**Activity**
Select the lines of the records containing the word "ккал" and list them.

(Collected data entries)
----------------

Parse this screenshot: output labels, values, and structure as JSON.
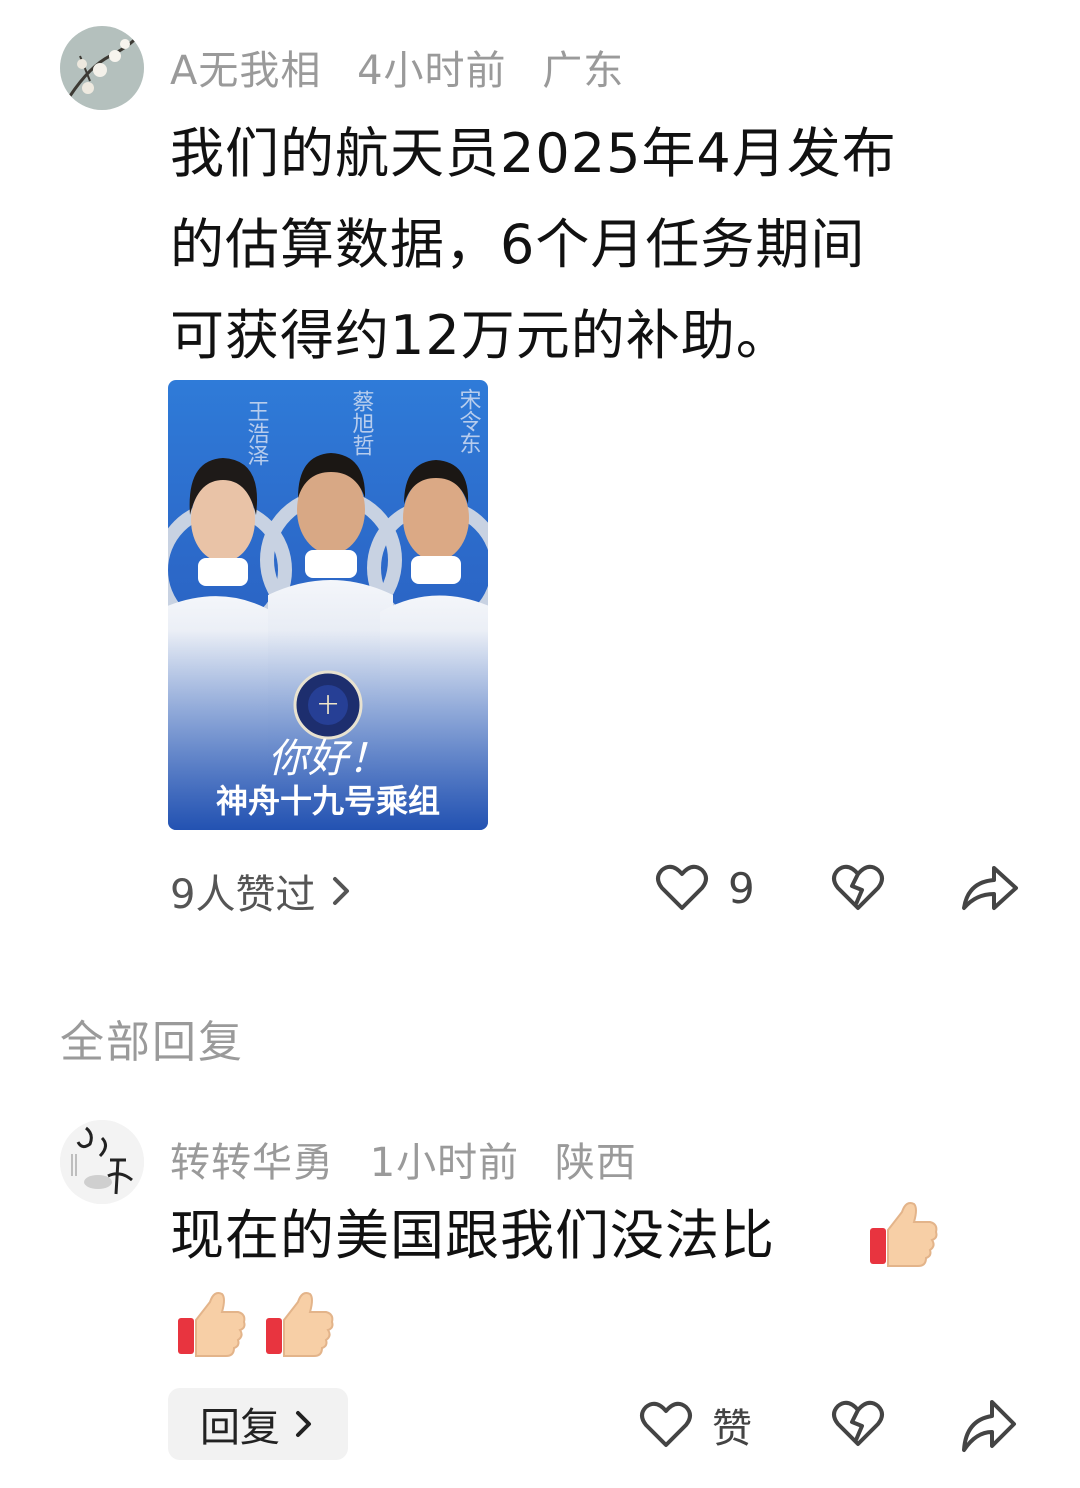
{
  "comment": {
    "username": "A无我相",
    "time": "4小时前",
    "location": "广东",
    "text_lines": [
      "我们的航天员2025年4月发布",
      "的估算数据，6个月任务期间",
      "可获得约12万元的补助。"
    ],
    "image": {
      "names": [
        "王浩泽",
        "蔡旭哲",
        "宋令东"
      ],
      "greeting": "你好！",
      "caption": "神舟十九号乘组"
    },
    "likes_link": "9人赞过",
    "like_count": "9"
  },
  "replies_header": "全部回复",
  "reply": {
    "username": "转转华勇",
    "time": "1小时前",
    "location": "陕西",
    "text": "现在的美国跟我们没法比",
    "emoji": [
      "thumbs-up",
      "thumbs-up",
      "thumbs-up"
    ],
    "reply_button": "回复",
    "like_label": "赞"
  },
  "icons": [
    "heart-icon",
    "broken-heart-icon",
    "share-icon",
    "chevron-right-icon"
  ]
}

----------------

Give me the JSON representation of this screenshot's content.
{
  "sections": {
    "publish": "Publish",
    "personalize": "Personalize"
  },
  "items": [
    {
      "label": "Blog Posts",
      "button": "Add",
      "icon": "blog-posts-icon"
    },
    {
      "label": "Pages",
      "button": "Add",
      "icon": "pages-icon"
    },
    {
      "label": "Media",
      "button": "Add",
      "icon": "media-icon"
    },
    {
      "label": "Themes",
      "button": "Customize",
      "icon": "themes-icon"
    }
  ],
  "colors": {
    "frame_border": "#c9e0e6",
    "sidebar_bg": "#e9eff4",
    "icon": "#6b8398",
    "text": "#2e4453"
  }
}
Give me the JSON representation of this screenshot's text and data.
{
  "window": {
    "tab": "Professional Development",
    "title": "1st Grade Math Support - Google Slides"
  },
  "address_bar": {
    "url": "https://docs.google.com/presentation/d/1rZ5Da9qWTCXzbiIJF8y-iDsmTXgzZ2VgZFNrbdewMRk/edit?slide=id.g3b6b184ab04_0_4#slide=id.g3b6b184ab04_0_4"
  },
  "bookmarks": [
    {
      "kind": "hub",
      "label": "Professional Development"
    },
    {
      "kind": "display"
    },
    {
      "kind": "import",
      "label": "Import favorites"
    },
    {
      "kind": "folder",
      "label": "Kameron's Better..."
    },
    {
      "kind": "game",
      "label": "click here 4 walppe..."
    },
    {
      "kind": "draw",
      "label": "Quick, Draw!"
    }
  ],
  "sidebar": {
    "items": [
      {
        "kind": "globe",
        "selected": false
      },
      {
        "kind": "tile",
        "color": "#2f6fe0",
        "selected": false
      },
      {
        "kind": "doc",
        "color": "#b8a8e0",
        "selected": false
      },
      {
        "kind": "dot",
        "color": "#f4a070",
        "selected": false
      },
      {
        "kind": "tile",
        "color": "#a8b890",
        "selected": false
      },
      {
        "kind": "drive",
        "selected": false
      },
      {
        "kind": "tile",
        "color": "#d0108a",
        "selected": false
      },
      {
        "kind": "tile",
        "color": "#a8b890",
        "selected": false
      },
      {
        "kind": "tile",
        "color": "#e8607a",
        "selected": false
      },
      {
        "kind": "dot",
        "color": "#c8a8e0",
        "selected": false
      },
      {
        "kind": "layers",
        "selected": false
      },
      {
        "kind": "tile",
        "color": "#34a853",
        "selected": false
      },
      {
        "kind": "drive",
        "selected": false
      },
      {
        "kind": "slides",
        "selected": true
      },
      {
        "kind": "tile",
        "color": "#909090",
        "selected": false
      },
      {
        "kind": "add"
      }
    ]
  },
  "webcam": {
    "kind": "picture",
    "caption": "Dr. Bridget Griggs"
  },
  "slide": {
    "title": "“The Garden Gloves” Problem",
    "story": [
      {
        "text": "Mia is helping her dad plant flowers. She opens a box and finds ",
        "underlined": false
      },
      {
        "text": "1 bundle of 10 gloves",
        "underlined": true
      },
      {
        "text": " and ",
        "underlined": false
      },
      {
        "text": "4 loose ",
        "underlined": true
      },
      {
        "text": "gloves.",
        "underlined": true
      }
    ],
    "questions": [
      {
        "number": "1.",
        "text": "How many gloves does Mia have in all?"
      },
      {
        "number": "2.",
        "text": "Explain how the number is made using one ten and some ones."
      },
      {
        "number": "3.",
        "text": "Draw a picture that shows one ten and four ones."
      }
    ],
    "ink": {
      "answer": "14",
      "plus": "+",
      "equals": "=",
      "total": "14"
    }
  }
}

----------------

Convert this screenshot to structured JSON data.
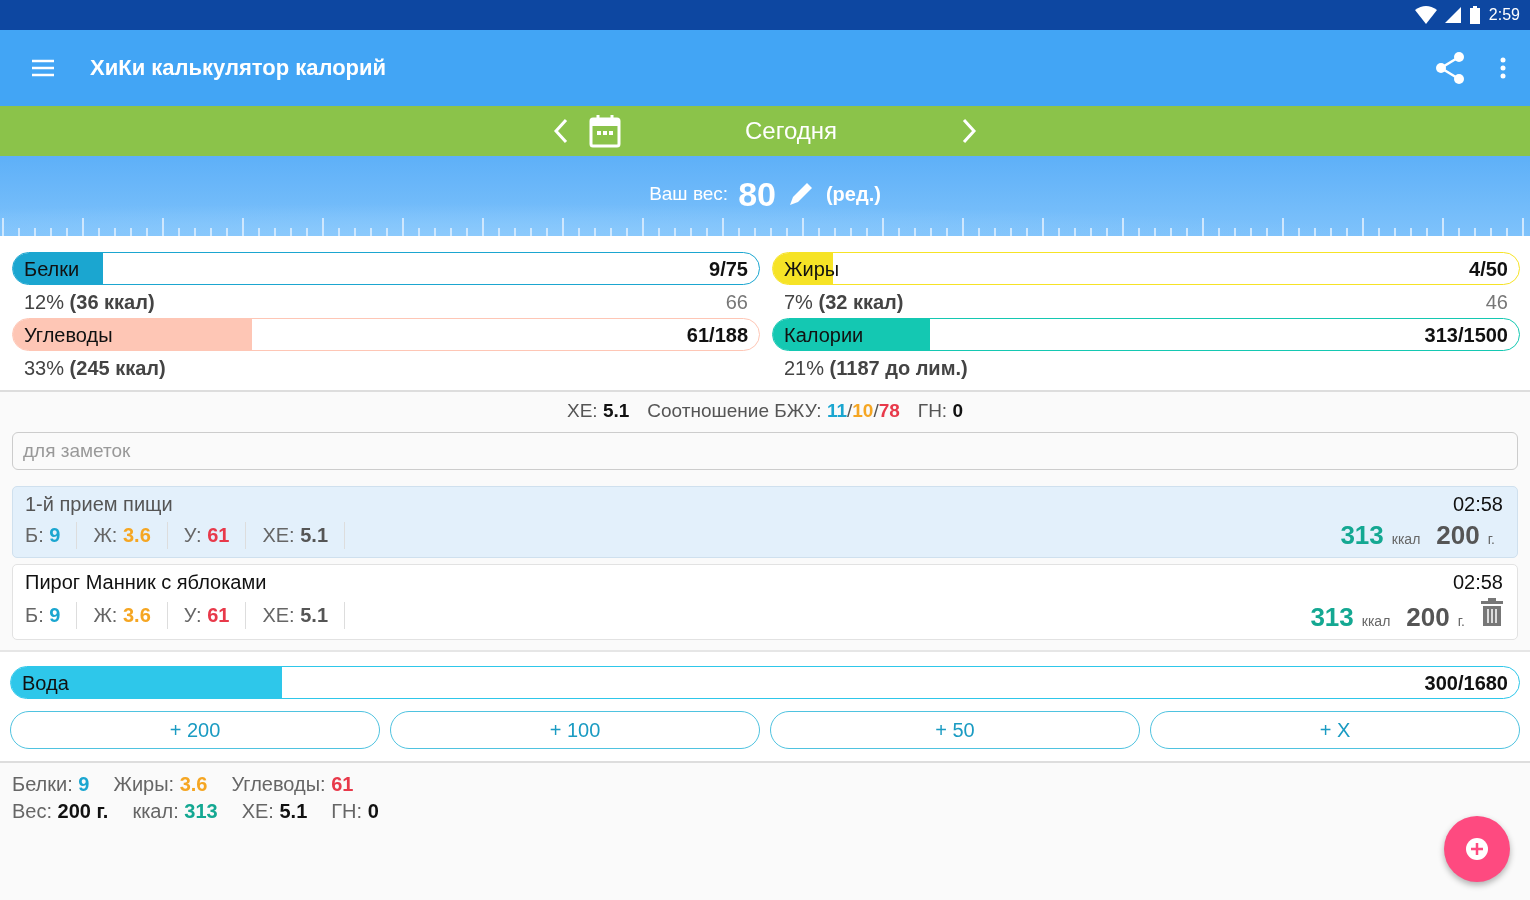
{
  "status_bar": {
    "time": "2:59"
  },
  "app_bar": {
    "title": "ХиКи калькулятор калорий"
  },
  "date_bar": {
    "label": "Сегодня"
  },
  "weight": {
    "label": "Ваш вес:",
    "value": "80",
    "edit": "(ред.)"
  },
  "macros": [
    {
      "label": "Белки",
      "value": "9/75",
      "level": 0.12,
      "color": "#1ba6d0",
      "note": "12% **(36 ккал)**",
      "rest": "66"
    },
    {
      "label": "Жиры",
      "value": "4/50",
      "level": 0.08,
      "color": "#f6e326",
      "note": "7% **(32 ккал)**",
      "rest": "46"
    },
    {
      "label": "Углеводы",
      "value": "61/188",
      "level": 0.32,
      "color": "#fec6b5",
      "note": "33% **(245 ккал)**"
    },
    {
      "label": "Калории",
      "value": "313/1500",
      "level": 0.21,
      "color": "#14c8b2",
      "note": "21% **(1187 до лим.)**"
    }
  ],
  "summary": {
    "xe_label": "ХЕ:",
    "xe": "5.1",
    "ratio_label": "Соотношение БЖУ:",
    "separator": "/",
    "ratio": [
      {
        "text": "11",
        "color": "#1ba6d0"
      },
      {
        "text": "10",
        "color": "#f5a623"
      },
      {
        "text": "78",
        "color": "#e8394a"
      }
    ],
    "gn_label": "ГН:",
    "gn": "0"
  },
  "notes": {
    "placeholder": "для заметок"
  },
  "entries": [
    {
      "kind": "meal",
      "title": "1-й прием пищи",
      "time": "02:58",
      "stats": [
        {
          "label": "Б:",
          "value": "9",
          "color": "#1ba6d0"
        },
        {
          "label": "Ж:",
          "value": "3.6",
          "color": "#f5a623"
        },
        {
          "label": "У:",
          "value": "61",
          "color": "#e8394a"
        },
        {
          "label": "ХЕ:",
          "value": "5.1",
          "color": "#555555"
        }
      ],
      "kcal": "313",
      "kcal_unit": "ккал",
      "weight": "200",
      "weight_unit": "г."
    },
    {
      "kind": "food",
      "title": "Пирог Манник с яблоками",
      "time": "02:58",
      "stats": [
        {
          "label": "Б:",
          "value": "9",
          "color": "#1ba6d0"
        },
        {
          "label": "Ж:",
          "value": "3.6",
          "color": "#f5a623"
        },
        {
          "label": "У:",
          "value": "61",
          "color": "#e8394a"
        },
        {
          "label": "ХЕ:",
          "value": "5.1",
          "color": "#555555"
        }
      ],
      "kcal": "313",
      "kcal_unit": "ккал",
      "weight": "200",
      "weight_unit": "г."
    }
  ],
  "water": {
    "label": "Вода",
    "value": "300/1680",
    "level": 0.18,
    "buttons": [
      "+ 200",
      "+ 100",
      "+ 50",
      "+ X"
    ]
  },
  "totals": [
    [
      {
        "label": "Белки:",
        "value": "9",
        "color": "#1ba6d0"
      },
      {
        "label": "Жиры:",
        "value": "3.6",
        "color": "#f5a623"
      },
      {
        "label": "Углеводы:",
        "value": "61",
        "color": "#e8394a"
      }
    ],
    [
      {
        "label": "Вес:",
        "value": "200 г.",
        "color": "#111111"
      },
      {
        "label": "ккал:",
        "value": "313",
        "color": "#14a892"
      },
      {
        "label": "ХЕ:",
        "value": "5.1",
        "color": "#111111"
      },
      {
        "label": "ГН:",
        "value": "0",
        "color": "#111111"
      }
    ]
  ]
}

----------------

**Output of the exercise**
      "note": "12% **(36 ккал)**",
      "note": "7% **(32 ккал)**",
      "note": "33% **(245 ккал)**"
      "kcal_unit": "ккал",
      "kcal_unit": "ккал",
        "label": "ккал:",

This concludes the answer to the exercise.